Oftentimes, discussion of failure analysis services for semiconductor devices tends to focus on the most complex of devices – microprocessors with millions of transistors, intricately designed printed circuit boards, or the fantastically precise silicon sensors called MEMS (micro-electro-mechanical systems). The reality of the industry, however, is that the vast majority of electronic components are far more simple, running the gamut from passive discretes like resistors and capacitors to simple active components like light-emitting diodes (LEDs) and power transistors. Almost every television remote control system, for example, uses a combination of LEDs and photodetectors to allow a user to channel surf. Despite their relative ubiquity, these types of components are just as susceptible to failure as any other – and, therefore, failure analysis can be just as useful in their improvement.
Failure analysis of a semiconductor LED can actually be quite complex, as there’s really only one failure mode – insufficient or completely absent light output – that can be seen. For obvious reasons, photoemission microscopy is tailor-made for finding defects on LEDs. The photoemission system will often reveal that what the naked eye perceives as the lower-than-specified light output is, in fact, uneven illumination (in other words, only part of the LED is lighting up, not the whole device). This uneven lighting can often be attributed to a damaged junction; often, a cross-section of the failing device will show a junction that has been spiked with metal causing a localized short, an ESD flash point creating a leaky junction or even a processing defect.
Similarly, failure analysis of semiconductor photodetectors often depends on leveraging the unique characteristics of these types of devices. For example, failure analysis of a photovoltaic die (usually an array of diodes that generates a voltage when exposed to light) may involve shining a pulsed light source onto the surface of the die and monitoring the output of the device with an oscilloscope. By characterizing the photovoltaic’s output, an analyst may be able to narrow down the type of failure afflicting the array. An output that is stuck low, for example, may imply something completely different than an output that reaches its nominal voltage but decays back to nothing extremely quickly. At this point, an analyst must combine experimental data with experience and knowledge of semiconductor physics in order to successfully proceed with the failure analysis.

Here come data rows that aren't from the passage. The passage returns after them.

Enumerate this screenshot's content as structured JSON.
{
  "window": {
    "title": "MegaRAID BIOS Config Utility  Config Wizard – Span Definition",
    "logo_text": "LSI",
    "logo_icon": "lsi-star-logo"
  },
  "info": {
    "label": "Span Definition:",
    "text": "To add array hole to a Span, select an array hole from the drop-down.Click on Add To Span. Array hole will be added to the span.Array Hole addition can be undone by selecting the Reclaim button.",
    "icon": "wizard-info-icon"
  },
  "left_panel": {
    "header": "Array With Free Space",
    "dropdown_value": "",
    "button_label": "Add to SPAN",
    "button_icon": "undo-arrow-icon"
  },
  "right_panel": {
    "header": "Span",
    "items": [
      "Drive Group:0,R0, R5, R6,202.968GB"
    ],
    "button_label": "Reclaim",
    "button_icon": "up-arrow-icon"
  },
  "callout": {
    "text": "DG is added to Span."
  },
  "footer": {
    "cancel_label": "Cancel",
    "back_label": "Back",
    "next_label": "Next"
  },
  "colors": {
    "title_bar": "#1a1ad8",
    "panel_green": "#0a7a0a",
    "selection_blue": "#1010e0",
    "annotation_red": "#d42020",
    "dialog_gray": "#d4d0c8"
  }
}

Though tearing apart cutting-edge technology is certainly the most (relatively) glamorous part of semiconductor failure analysis, analysis of more commonplace devices like LEDs is just as important. Indeed, finding the failure on an LED or photocell can be at least as complex, if not more so, than hunting down a failure on a microprocessor.